Ultimately it's difficult to get people to understand that there are golf holes here that you don't see anywhere else. Clayts [Mike Clayton] will often describe it as "wild, fun and dramatic". I think wild is probably a good word. Wild and rugged, although that’s not to say that it's not in good condition. I think wild and rugged probably gets pretty close. But yeah, dramatic too.
Asking me to name my favourite hole is like asking me to choose between my children. I have a real soft spot for 14, probably because it doesn't get as much love as the others. It feels like my duty as a parent to make sure that this one sees the love that it deserves. It's a phenomenally strategic and yet simple golf hole. A wide fairway and just a greenside bunker short right. Importantly, the green slopes away from you, which just doesn't happen anymore. Today’s architects always try to show you everything. It's a very fine line. The green slopes away from the angle of play and you can't get the shot to stop at the front very easily. So if the pin's behind the bunker you really need to be coming in from the wide left. Left of the fairway is just a precipice. It really keeps you honest.
I don't get too impatient. It's quite a slow process with some of the stuff, so I try to compartmentalise the years and the projects. Otherwise you can just sit there getting ahead of yourself and getting frustrated that it's not happening quickly enough. Right now, we're kind of right in the middle of it.

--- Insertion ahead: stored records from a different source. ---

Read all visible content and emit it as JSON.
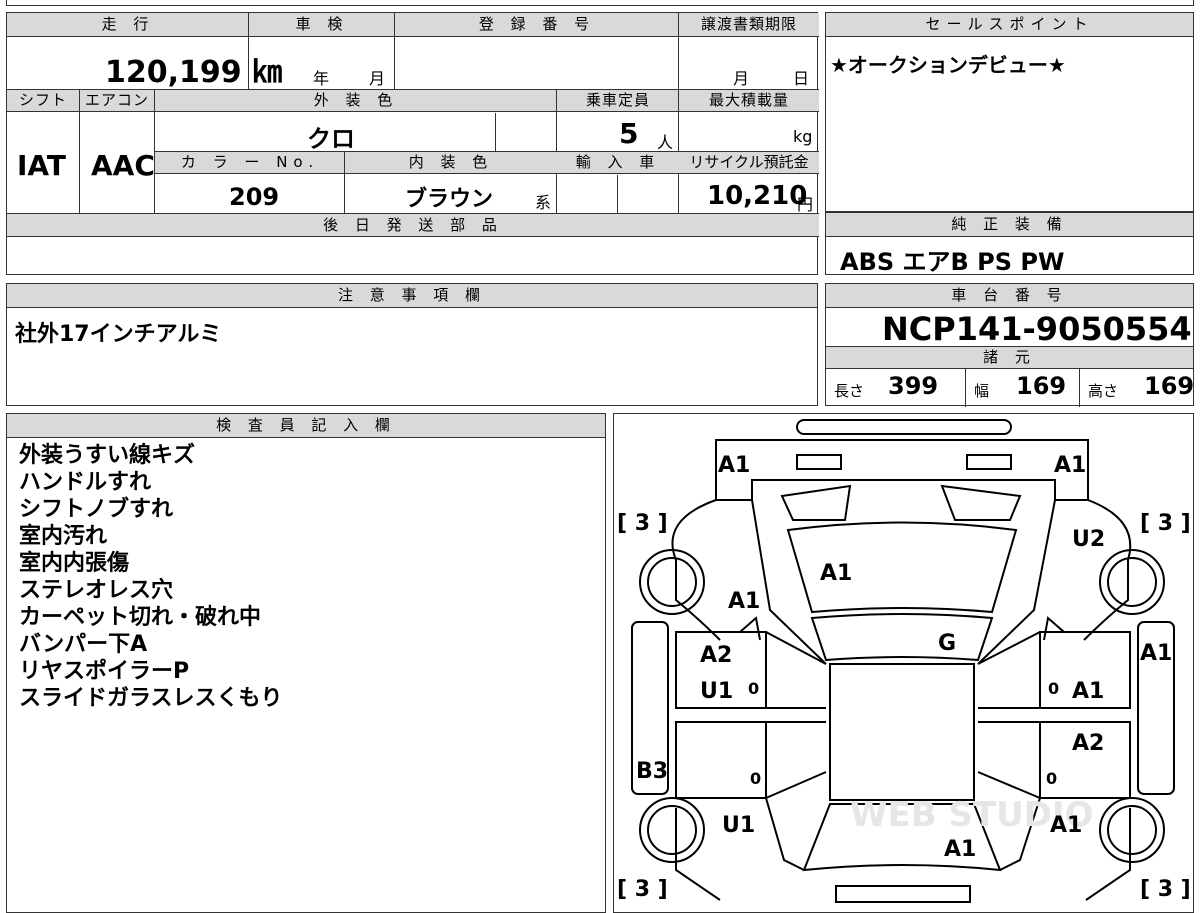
{
  "top_strip": {
    "fragment": "…"
  },
  "mileage": {
    "label": "走 行",
    "value": "120,199 ㎞"
  },
  "inspection": {
    "label": "車 検",
    "year_unit": "年",
    "month_unit": "月"
  },
  "registration": {
    "label": "登 録 番 号",
    "value": ""
  },
  "transfer_deadline": {
    "label": "譲渡書類期限",
    "month_unit": "月",
    "day_unit": "日"
  },
  "shift": {
    "label": "シフト",
    "value": "IAT"
  },
  "aircon": {
    "label": "エアコン",
    "value": "AAC"
  },
  "exterior_color": {
    "label": "外 装 色",
    "value": "クロ"
  },
  "capacity": {
    "label": "乗車定員",
    "value": "5",
    "unit": "人"
  },
  "max_load": {
    "label": "最大積載量",
    "unit": "kg"
  },
  "color_no": {
    "label": "カ ラ ー No.",
    "value": "209"
  },
  "interior_color": {
    "label": "内 装 色",
    "value": "ブラウン",
    "suffix": "系"
  },
  "import_car": {
    "label": "輸 入 車"
  },
  "recycle_fee": {
    "label": "リサイクル預託金",
    "value": "10,210",
    "unit": "円"
  },
  "later_parts": {
    "label": "後 日 発 送 部 品",
    "value": ""
  },
  "sales_point": {
    "label": "セールスポイント",
    "value": "★オークションデビュー★"
  },
  "genuine_equipment": {
    "label": "純 正 装 備",
    "value": "ABS エアB PS PW"
  },
  "notes": {
    "label": "注 意 事 項 欄",
    "value": "社外17インチアルミ"
  },
  "chassis_number": {
    "label": "車 台 番 号",
    "value": "NCP141-9050554"
  },
  "specs": {
    "label": "諸 元",
    "length_label": "長さ",
    "length": "399",
    "width_label": "幅",
    "width": "169",
    "height_label": "高さ",
    "height": "169"
  },
  "inspector": {
    "label": "検 査 員 記 入 欄",
    "remarks": [
      "外装うすい線キズ",
      "ハンドルすれ",
      "シフトノブすれ",
      "室内汚れ",
      "室内内張傷",
      "ステレオレス穴",
      "カーペット切れ・破れ中",
      "バンパー下A",
      "リヤスポイラーP",
      "スライドガラスレスくもり"
    ]
  },
  "diagram": {
    "codes": {
      "front_left": "A1",
      "front_right": "A1",
      "tire_fl": "[ 3 ]",
      "tire_fr": "[ 3 ]",
      "tire_rl": "[ 3 ]",
      "tire_rr": "[ 3 ]",
      "fender_right": "U2",
      "hood": "A1",
      "fender_left": "A1",
      "windshield": "G",
      "left_side": "A1",
      "left_door_front_1": "A2",
      "left_door_front_2": "U1",
      "left_mirror_tread": "0",
      "left_quarter": "B3",
      "left_door_rear_tread": "0",
      "right_door_front": "A1",
      "right_door_front_tread": "0",
      "right_door_rear": "A2",
      "right_door_rear_tread": "0",
      "rear_left": "U1",
      "rear_right": "A1",
      "rear": "A1"
    },
    "watermark": "WEB STUDIO"
  }
}
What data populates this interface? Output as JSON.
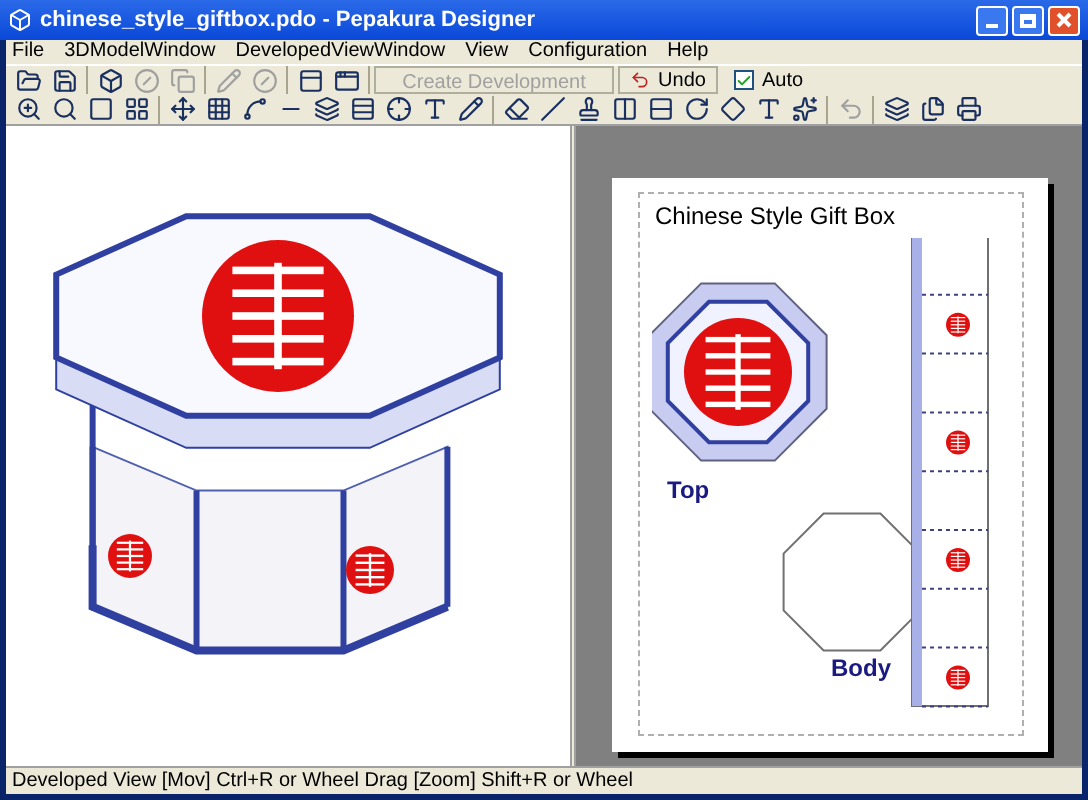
{
  "window": {
    "title": "chinese_style_giftbox.pdo - Pepakura Designer"
  },
  "menu": [
    {
      "label": "File"
    },
    {
      "label": "3DModelWindow"
    },
    {
      "label": "DevelopedViewWindow"
    },
    {
      "label": "View"
    },
    {
      "label": "Configuration"
    },
    {
      "label": "Help"
    }
  ],
  "toolbar": {
    "create_button": {
      "label": "Create Development",
      "disabled": true
    },
    "undo_button": {
      "label": "Undo"
    },
    "auto_checkbox": {
      "label": "Auto",
      "checked": true
    }
  },
  "page": {
    "title": "Chinese Style Gift Box",
    "parts": [
      {
        "label": "Top"
      },
      {
        "label": "Body"
      }
    ]
  },
  "status_bar": "Developed View [Mov] Ctrl+R or Wheel Drag [Zoom] Shift+R or Wheel"
}
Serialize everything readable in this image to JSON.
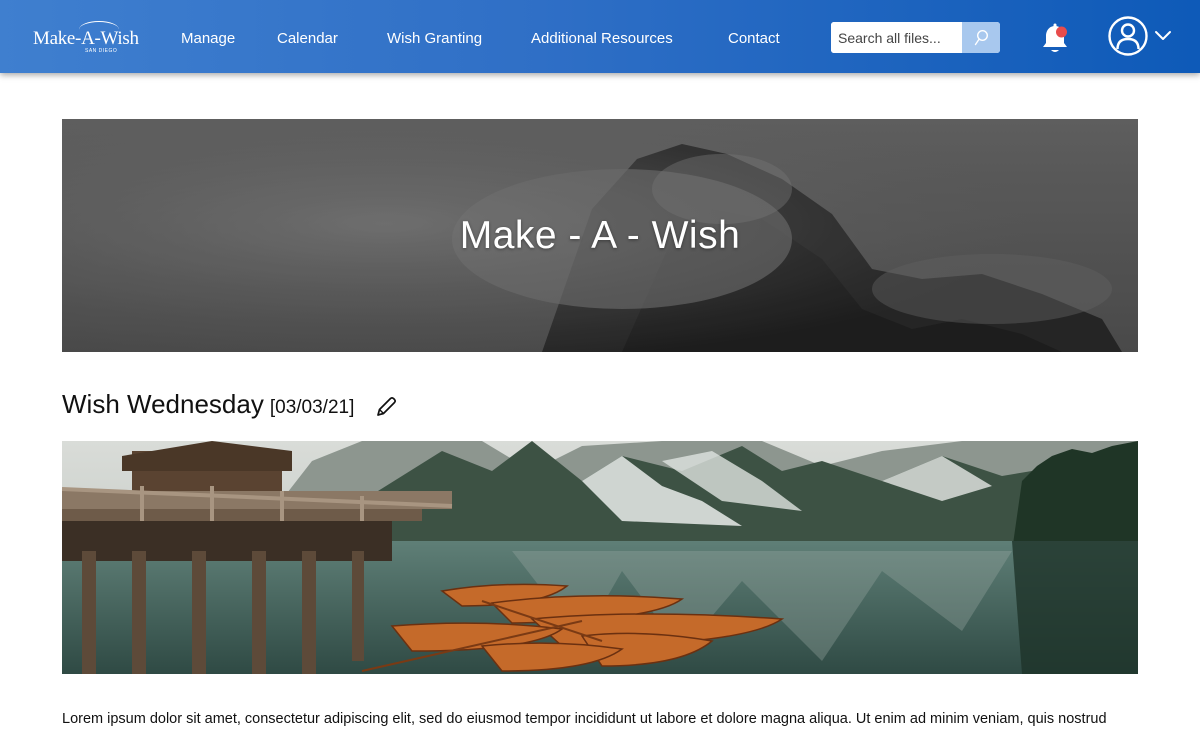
{
  "brand": {
    "logo_text": "Make-A-Wish",
    "logo_sub": "SAN DIEGO"
  },
  "nav": {
    "items": [
      {
        "label": "Manage"
      },
      {
        "label": "Calendar"
      },
      {
        "label": "Wish Granting"
      },
      {
        "label": "Additional Resources"
      },
      {
        "label": "Contact"
      }
    ]
  },
  "search": {
    "placeholder": "Search all files..."
  },
  "icons": {
    "search": "search-icon",
    "notifications": "bell-icon",
    "account": "user-circle-icon",
    "account_menu": "chevron-down-icon",
    "edit": "pencil-icon"
  },
  "colors": {
    "header_start": "#3f7fcf",
    "header_end": "#0e5ab8",
    "notification_dot": "#e84c4c"
  },
  "hero": {
    "title": "Make - A - Wish"
  },
  "post": {
    "title": "Wish Wednesday",
    "date": "[03/03/21]",
    "body": "Lorem ipsum dolor sit amet, consectetur adipiscing elit, sed do eiusmod tempor incididunt ut labore et dolore magna aliqua. Ut enim ad minim veniam, quis nostrud"
  }
}
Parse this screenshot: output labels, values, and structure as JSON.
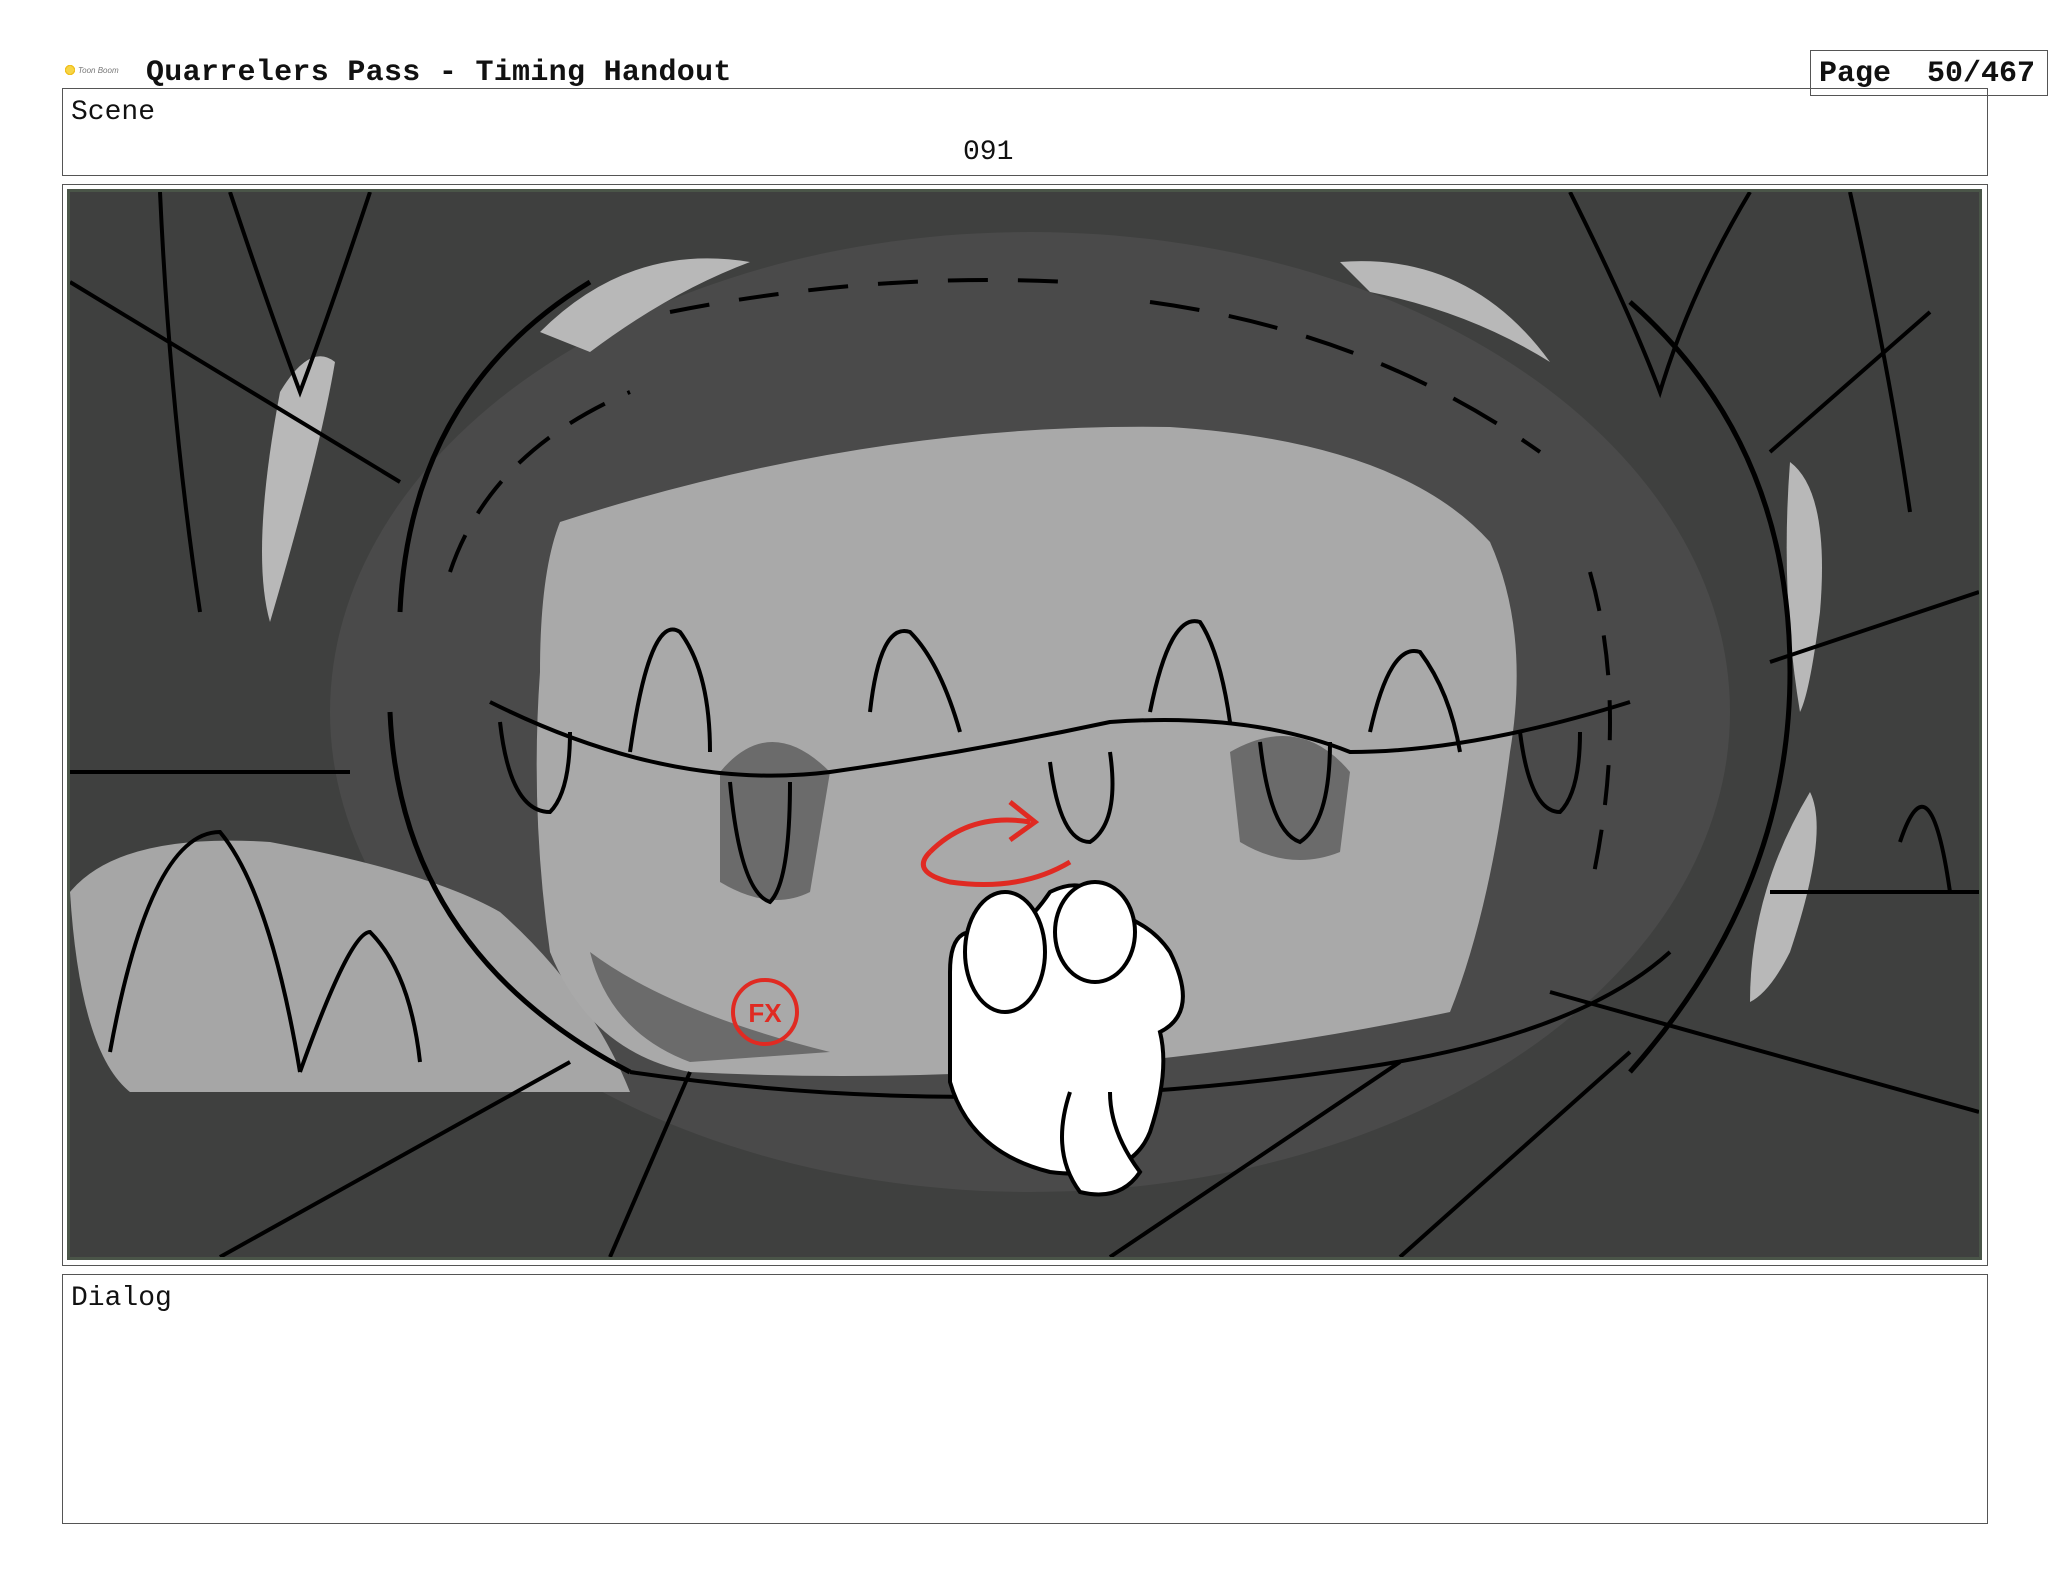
{
  "header": {
    "logo_text": "Toon Boom",
    "title": "Quarrelers Pass - Timing Handout",
    "page_label": "Page",
    "page_value": "50/467"
  },
  "scene": {
    "label": "Scene",
    "number": "091"
  },
  "panel": {
    "fx_mark": "FX",
    "colors": {
      "background": "#3f403f",
      "mouth": "#a9a9a9",
      "shadow": "#6b6b6b",
      "highlight": "#b8b8b8",
      "fx_red": "#e02a22",
      "character": "#ffffff"
    }
  },
  "dialog": {
    "label": "Dialog"
  }
}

Every time I drive in, it's exciting. People always say to me that I must feel proud. I don't know that I feel proud yet because it's an unfinished job. Whether or not it will ever feel finished, I don't know. There will always be things we can improve. But the biggest emotional sense I get when I'm here is just wanting to get other people to see the place for as good as I know that it is and will be. And that's been happening and that is rewarding seeing people come to the golf course and see how incredible it is. I just know there is so much more to come.